After another disappointing playoff finish, the Washington Capitals elected to keep the status quo, leaving the roster relevantly unchanged. The hope was that the Capitals would once again dominate the regular season. But early on, chemistry was surprisingly a problem, as was its offense, one of Washington’s biggest strengths.
It was an up-and-down first quarter for Alex Ovechkin, Evgeny Kuznetsov and Nicklas Backstrom, but coach Barry Trotz managed to fix the team’s goal-scoring struggles with one simple solution.
Justin Williams to the Top Line
The Capitals signed veteran wing Justin Williams last summer to help provide experience come playoff time. Williams won a pair of Stanley Cups and a Conn Smythe Trophy during his seven seasons with the Los Angeles Kings. But lately, the 35-year-old is providing a lot more than just experience.
Trotz moved Williams up to the top line alongside Ovechkin and Kuznetsov on Dec. 7 against the Boston Bruins. It’s probably not a coincidence that Washington won five of its last six games since the change.
Williams has taken full advantage of his opportunity to play with Ovechkin. He has seven goals and 11 points this season, and five of his markers and six of his points were scored in the six games since he moved up to the top line.
The trio has fixed the chemistry problems on Washington’s top line. They are the perfect blend of size, toughness and skill. Williams isn’t afraid to stick his nose in the dirty areas, leading to goals like this:
— Washington Capitals (@Capitals) December 17, 2016
Impact on Ovechkin
Ovechkin started the season strongly, but he cooled off after posting a hat trick versus St. Louis on Nov. 23. He failed to score over the next seven games and, including a hat trick, Ovechkin had five goals in a 15-game span.
By no means is that a terrible pace, but over the course of an entire season, averaging five scores in 15 games would equate to a 27-goal season. That would be un-Ovechkin-like.
He has found his scoring touch again since Williams joined his line, with a pair of goals and four points in the last four games.
Granted, three of his four points, including both scores, have come on the power play, but it’s hard to deny Williams’ impact. Ovechkin gained confidence at even strength since the line change, which has translated to a more aggressive player on the power play.
The lineup change has also had an impact on Kuznetsov. He hasn’t scored since Nov. 23, but has seven assists in his last six games.
Is the Switch Sustainable?
The question now is whether or not this switch will be a long-term change. The days of Williams averaging over 18 minutes of ice time per game are over, so there must be doubts about whether he can play top forward minutes on a nightly basis.
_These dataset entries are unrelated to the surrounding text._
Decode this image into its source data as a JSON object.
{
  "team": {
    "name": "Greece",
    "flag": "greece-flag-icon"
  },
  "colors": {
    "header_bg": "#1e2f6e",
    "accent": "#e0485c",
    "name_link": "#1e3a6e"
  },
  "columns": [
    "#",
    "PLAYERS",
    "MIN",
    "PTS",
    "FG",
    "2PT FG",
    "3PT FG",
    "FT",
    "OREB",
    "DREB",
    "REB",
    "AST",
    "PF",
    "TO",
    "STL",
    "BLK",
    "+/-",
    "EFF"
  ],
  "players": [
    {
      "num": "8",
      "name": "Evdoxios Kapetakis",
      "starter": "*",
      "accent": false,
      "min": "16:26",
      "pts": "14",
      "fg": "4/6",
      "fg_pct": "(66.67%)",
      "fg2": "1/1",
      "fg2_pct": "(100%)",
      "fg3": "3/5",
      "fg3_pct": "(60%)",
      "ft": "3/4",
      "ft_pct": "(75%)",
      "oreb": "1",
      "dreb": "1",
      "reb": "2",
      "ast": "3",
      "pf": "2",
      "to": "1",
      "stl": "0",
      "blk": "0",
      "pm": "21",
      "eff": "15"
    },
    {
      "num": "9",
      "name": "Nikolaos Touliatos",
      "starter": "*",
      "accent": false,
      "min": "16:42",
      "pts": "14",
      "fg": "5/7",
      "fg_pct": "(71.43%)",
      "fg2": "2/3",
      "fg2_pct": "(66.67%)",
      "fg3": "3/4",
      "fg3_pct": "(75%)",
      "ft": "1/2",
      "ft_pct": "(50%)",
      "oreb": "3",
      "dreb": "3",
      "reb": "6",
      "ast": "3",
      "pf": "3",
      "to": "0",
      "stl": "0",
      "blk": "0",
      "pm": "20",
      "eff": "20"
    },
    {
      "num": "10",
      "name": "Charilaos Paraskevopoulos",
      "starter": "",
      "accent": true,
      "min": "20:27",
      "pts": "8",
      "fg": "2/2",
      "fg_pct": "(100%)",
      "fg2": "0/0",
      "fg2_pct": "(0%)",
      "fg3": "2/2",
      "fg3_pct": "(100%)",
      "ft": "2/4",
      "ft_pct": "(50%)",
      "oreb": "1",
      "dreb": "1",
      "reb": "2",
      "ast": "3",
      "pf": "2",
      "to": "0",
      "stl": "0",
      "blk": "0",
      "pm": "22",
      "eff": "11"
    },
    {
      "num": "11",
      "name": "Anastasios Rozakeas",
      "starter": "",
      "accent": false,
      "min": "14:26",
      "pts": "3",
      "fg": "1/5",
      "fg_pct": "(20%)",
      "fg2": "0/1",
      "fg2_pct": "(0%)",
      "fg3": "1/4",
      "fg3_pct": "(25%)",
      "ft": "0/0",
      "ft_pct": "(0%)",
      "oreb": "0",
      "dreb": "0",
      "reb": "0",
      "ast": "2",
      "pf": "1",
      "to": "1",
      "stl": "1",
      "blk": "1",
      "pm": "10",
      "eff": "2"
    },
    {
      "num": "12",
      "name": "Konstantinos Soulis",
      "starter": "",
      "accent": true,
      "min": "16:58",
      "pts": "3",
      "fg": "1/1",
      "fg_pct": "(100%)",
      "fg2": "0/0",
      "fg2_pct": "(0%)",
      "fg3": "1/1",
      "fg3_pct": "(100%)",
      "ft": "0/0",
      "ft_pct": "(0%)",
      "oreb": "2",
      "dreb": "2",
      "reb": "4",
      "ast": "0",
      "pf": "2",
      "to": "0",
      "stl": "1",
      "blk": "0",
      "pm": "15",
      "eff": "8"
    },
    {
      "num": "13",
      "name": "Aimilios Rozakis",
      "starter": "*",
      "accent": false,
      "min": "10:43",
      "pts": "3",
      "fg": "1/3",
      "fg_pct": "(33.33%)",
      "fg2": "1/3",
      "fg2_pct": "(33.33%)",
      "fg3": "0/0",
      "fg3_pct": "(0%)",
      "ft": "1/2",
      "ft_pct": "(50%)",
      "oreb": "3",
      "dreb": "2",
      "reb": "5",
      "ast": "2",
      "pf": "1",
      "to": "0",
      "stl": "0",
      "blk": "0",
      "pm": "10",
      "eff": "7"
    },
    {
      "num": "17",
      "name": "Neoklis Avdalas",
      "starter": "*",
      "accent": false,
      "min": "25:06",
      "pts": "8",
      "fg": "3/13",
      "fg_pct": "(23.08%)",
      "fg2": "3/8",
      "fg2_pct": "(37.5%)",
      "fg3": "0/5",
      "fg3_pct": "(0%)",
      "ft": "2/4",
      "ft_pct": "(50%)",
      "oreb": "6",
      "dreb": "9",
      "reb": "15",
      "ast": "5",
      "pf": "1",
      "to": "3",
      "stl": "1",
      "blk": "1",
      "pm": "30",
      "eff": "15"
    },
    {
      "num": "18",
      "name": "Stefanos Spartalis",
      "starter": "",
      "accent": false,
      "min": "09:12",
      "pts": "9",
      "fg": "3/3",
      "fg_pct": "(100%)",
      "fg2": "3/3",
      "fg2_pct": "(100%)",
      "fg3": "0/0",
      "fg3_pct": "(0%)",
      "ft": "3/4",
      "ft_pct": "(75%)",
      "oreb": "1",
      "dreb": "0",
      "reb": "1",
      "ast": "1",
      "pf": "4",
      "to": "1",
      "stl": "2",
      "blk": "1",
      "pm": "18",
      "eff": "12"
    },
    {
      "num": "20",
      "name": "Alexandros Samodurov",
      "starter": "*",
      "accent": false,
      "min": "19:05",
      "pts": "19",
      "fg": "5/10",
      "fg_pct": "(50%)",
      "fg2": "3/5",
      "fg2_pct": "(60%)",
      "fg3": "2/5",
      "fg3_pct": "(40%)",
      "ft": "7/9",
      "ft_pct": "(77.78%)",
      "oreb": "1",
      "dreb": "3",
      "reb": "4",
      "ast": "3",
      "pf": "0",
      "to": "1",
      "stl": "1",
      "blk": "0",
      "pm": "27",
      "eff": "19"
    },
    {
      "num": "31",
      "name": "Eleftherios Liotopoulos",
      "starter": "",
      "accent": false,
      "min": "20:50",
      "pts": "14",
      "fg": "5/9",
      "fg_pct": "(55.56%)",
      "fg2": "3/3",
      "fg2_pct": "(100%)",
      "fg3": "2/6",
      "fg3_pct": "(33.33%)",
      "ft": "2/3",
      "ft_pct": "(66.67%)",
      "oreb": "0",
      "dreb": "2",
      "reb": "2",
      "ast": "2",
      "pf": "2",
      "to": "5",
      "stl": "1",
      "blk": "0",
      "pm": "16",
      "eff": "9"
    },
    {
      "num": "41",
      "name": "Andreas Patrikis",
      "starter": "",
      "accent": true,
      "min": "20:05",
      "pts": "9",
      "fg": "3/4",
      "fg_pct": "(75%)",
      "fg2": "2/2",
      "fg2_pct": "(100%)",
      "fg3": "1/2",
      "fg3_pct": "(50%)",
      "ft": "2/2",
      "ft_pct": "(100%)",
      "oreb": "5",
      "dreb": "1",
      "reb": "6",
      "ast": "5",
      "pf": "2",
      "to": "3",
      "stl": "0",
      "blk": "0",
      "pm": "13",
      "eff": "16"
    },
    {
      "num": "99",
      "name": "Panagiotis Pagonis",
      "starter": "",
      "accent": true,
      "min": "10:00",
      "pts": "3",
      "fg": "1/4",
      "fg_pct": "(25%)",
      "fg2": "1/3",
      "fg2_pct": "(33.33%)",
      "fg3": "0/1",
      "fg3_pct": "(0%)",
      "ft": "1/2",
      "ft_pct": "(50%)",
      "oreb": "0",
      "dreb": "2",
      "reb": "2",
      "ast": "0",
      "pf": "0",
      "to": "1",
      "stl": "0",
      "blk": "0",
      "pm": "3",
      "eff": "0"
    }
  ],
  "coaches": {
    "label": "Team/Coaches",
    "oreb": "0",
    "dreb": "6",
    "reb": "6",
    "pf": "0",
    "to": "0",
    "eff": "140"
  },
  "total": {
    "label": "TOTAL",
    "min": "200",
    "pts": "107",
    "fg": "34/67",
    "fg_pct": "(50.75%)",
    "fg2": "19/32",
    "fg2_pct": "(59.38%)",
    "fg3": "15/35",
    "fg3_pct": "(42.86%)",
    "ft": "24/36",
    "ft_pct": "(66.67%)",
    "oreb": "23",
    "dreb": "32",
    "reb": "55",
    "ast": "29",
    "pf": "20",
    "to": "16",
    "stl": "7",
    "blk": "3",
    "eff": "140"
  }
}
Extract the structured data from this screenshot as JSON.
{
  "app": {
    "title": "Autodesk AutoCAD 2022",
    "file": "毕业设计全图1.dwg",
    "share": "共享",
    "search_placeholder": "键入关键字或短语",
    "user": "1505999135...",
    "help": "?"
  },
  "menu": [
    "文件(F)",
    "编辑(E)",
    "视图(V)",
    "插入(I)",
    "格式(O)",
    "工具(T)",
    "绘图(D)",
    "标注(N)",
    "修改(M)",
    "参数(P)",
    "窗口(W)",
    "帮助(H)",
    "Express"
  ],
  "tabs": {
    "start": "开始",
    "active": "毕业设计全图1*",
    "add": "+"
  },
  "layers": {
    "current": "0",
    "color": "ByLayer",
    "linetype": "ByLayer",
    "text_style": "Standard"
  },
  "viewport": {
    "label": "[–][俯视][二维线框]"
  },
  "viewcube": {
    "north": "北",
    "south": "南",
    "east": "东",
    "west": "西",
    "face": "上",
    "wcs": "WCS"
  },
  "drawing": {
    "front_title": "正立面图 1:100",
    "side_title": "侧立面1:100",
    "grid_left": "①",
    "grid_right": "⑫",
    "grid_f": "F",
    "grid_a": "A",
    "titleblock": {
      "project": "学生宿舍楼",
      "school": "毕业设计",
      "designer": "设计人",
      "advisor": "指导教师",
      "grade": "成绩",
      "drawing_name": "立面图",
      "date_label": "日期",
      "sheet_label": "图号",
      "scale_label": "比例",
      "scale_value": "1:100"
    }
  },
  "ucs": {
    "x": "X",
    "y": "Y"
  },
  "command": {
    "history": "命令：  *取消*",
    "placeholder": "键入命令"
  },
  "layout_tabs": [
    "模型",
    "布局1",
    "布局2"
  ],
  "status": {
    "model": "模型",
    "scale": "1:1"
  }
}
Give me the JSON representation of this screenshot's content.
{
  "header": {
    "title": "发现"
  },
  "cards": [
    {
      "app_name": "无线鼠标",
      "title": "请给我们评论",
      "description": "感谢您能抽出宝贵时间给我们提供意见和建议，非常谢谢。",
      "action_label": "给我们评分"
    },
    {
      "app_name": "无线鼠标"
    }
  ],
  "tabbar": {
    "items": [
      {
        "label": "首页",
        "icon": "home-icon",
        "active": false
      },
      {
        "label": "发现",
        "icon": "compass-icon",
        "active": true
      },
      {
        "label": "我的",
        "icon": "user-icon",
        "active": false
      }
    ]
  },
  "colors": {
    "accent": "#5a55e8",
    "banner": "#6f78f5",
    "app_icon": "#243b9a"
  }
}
Trotz has done his best to manage the 35-year-old’s ice time, and as a result, Williams is averaging 15:56 per game, which is the second-lowest mark of his career. Through the first 30 games last season, Williams averaged 16:48 per game, almost a full minute more than his average playing time in 2016-17.
In three of his last seven games, Williams has played at least 16:55 per game, so his playing time is increasing. But, his average ice time has stayed the same because he played under 14 minutes in two other contests.
Last Friday against Carolina, Trotz was able to limit Williams’ playing time to 13:11 by keeping him off the power play entirely. Most of the time, Washington will need Williams on the man advantage, but the Capitals have other playmakers who can give Williams a rest if he needs it. Keeping him healthy and on the top unit should be Trotz’s top priority.
Minutes down Across the Board
Another factor working in Williams’ favor is that the minutes for almost all of Washington’s top forwards has decreased this season. In each of the last four seasons, Ovechkin has averaged at least 20 minutes per game; over his entire career, he’s only finished one season with an average ice time under 20:00.
In 2016-17, Ovechkin is averaging 18:44 per game. During the team’s recent six-game winning streak, he averaged just 18:10 per contest. There has been a significant decrease in playing time for Backstrom and Oshie as well.
Washington won the Presidents’ Trophy last season, but the team wasn’t able to capture the real prize. Trotz has smartly realized that dominating the league as his team did a season ago isn’t the ultimate goal. Keeping his team fresh and ready to hit its stride in March and April is better.
It would be naïve to suggest that Williams is the sole reason for Washington’s recent hot streak, as it always takes more than one player to win hockey games. But clearly, moving him to the top line has been one of the team’s main driving forces of late. Despite his age and the desire to limit his minutes, Williams should stay on the top unit.